This is where the book gets confusing right away. The girl's name is Gabriella, but she's a tomboy so she goes by Gabe. The guy's name is Jess. It's two neutral names, and I have the focus of a squirrel so I spent the first 50 pages trying to figure out who was saying what to whom. My inner monologue is playing along the entire time, asking "did the girl or the guy just say that?" after every fourth sentence. But once you get that part of it down, there's still a whole lot of plot to get through.
Maybe too much. In some spots, this book tens to drag. The constant push-pull between the characters is true to the genre, and I get that, but it's way, way too much and way too drawn out. The inference is there that their love is passionate, but it takes months and years for the couple to get together in any sort of tangible way. He walks out on her, more than once, which is a bit self-defeating on the story's part. In romances, as a woman I'm supposed to fall a little bit in love with the hero of the story. I was never close to falling in love with Jess -- whose main physical attribute seemed to be a ragged blonde mustache -- and never really identified with Gabe.
This isn't a traditional romance story, though some of the basic formula is there. In this case, the couple faces way too many obstacles and challenges. Remember what I said about a lot of plot? Most of it is strictly designed to keep the main couple apart, sometimes in totally unbelievable ways that are just too contrived. At one point, the couple flees from a gang of bandits straight into the blistering desert. One of them is grievously wounded, and this is clearly just bad planning. Well of course they run straight into a mean band of Apaches, because that's likely, and instead of being murdered right away they're held captive for several months. This is all done on the promise than an exciting action/fight scene will soon occur, but this of course never manifests because this of course wasn't the point of that extremely long scene. The author really had to stretch to come up with new and bigger obstacles to throw between the couple.
Other types of dances do occur, and the promised gun scenes do manifest.

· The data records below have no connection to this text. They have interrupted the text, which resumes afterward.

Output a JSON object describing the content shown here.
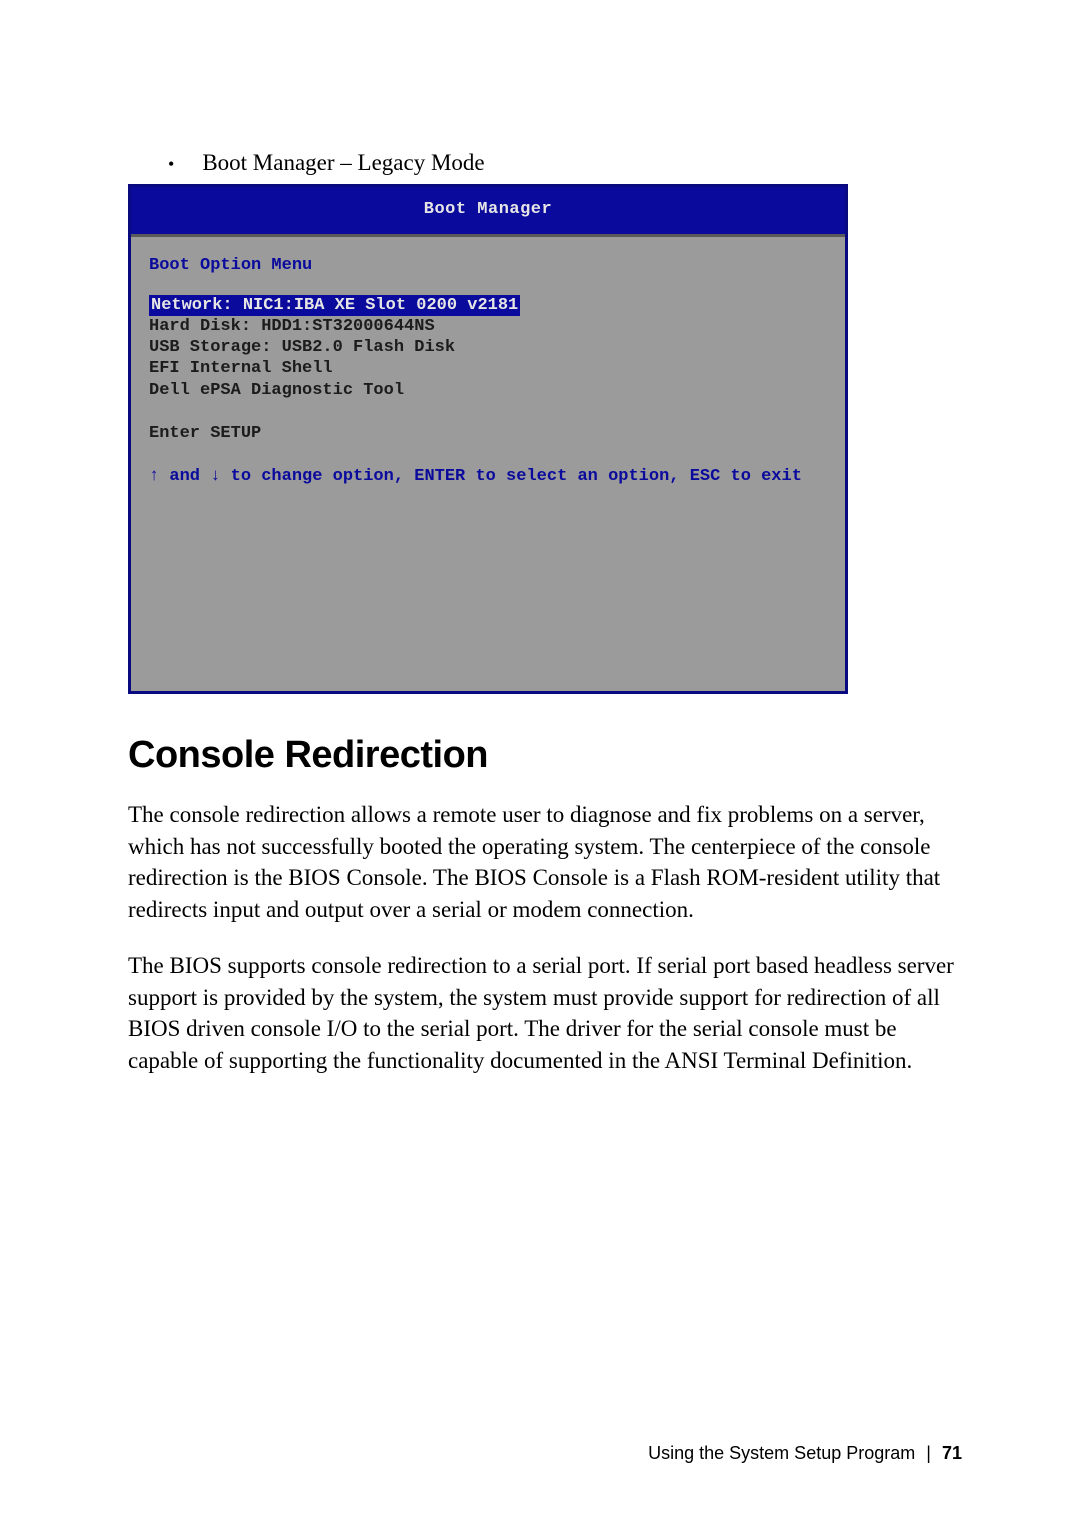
{
  "bullet": {
    "dot": "•",
    "text": "Boot Manager – Legacy Mode"
  },
  "bios": {
    "header_title": "Boot Manager",
    "menu_title": "Boot Option Menu",
    "options": [
      "Network: NIC1:IBA XE Slot 0200 v2181",
      "Hard Disk: HDD1:ST32000644NS",
      "USB Storage: USB2.0  Flash Disk",
      "EFI Internal Shell",
      "Dell ePSA Diagnostic Tool"
    ],
    "setup": "Enter SETUP",
    "help": "↑ and ↓ to change option, ENTER to select an option, ESC to exit"
  },
  "section": {
    "heading": "Console Redirection",
    "para1": "The console redirection allows a remote user to diagnose and fix problems on a server, which has not successfully booted the operating system. The centerpiece of the console redirection is the BIOS Console. The BIOS Console is a Flash ROM-resident utility that redirects input and output over a serial or modem connection.",
    "para2": " The BIOS supports console redirection to a serial port. If serial port based headless server support is provided by the system, the system must provide support for redirection of all BIOS driven console I/O to the serial port. The driver for the serial console must be capable of supporting the functionality documented in the ANSI Terminal Definition."
  },
  "footer": {
    "text": "Using the System Setup Program",
    "divider": "|",
    "page": "71"
  }
}
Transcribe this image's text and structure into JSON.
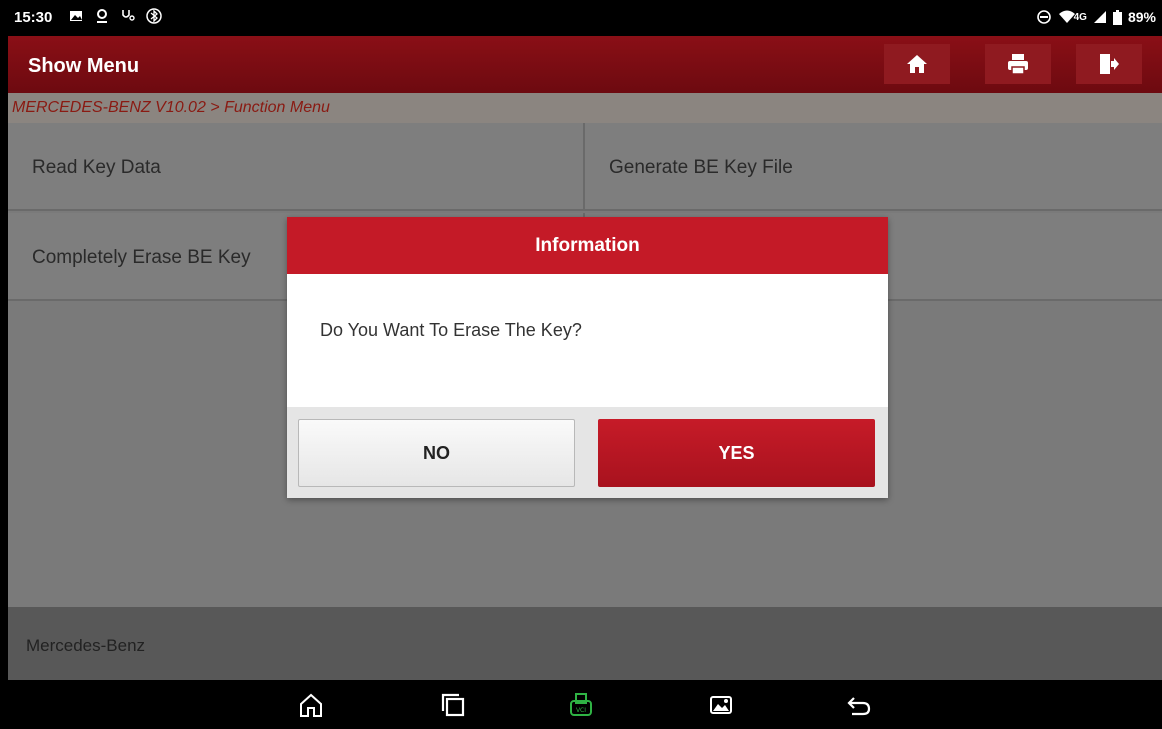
{
  "status_bar": {
    "time": "15:30",
    "icons": [
      "image-icon",
      "location-icon",
      "stethoscope-icon",
      "bluetooth-icon"
    ],
    "network": "4G",
    "battery": "89%"
  },
  "header": {
    "title": "Show Menu",
    "buttons": [
      "home-icon",
      "print-icon",
      "exit-icon"
    ]
  },
  "breadcrumb": "MERCEDES-BENZ V10.02 > Function Menu",
  "menu": {
    "items": [
      "Read Key Data",
      "Generate BE Key File",
      "Completely Erase BE Key"
    ]
  },
  "vehicle": "Mercedes-Benz",
  "dialog": {
    "title": "Information",
    "message": "Do You Want To Erase The Key?",
    "no_label": "NO",
    "yes_label": "YES"
  },
  "colors": {
    "header": "#7a0d13",
    "accent": "#c41a27",
    "vci_green": "#2fb344"
  }
}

There is a lot of action in the book, which you'd expect in an Old West setting, but there are mystery elements as well. The author shows her writing roots in the form of a few head-turning twists.

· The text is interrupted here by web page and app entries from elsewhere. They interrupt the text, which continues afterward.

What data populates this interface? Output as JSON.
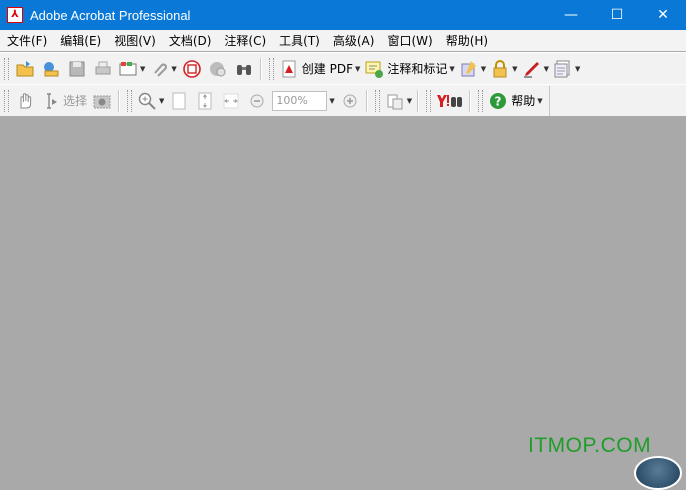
{
  "window": {
    "title": "Adobe Acrobat Professional",
    "app_icon_glyph": "⅄",
    "controls": {
      "minimize": "—",
      "maximize": "☐",
      "close": "✕"
    }
  },
  "menu": [
    "文件(F)",
    "编辑(E)",
    "视图(V)",
    "文档(D)",
    "注释(C)",
    "工具(T)",
    "高级(A)",
    "窗口(W)",
    "帮助(H)"
  ],
  "toolbar1": {
    "create_pdf_label": "创建 PDF",
    "comment_label": "注释和标记"
  },
  "toolbar2": {
    "select_label": "选择",
    "zoom_value": "100%",
    "help_label": "帮助"
  },
  "watermark": "ITMOP.COM",
  "colors": {
    "titlebar": "#0a78d7",
    "workspace": "#a9a9a9",
    "toolbar": "#f2f2f2",
    "watermark": "#1f9d2a"
  }
}
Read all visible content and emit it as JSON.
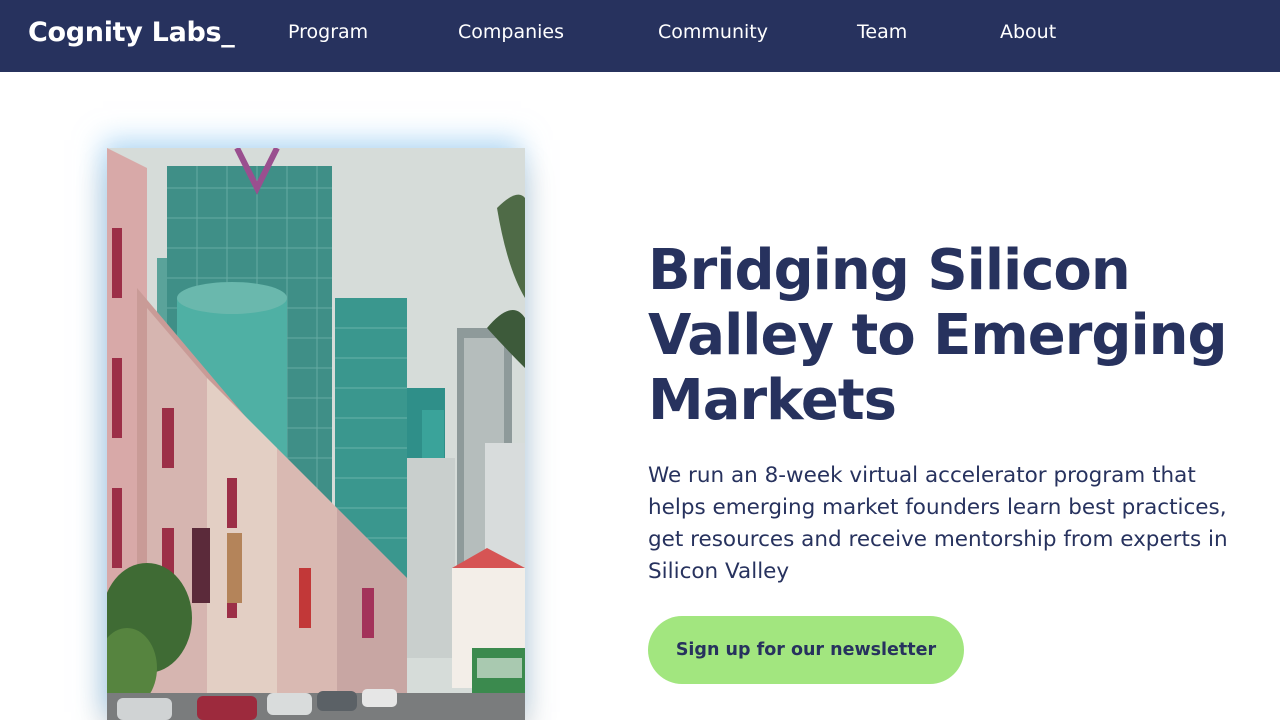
{
  "brand": {
    "logo_text": "Cognity Labs_"
  },
  "nav": {
    "items": [
      {
        "label": "Program"
      },
      {
        "label": "Companies"
      },
      {
        "label": "Community"
      },
      {
        "label": "Team"
      },
      {
        "label": "About"
      }
    ]
  },
  "hero": {
    "headline": "Bridging Silicon Valley to Emerging Markets",
    "description": "We run an 8-week virtual accelerator program that helps emerging market founders learn best practices, get resources and receive mentorship from experts in Silicon Valley",
    "cta_label": "Sign up for our newsletter"
  },
  "colors": {
    "navy": "#27325e",
    "accent_green": "#a2e67f",
    "background": "#ffffff"
  }
}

There's a lot the author got right. She researched her desert cuisine very well, and I was only able to find one tense error and a handful of run-on sentences -- and you know how I look for that sort of thing. Many of the scenes between the couple are sweet and touching. It's a story mainly about emotional pain, and how that affects us, and how it defeats and changes us. Weaving a love story into all that is no easy writing feat, so if some things don't feel so smooth I guess that's to be expected.
This is a good romance with plenty of heart and sweetness, some mystery and action sprinkled in along the way. If you're into that sort of thing, you'll definitely appreciate this finely-edited, well-written tale of revenge and romance.
Find Dance with a Gunfighter on Amazon!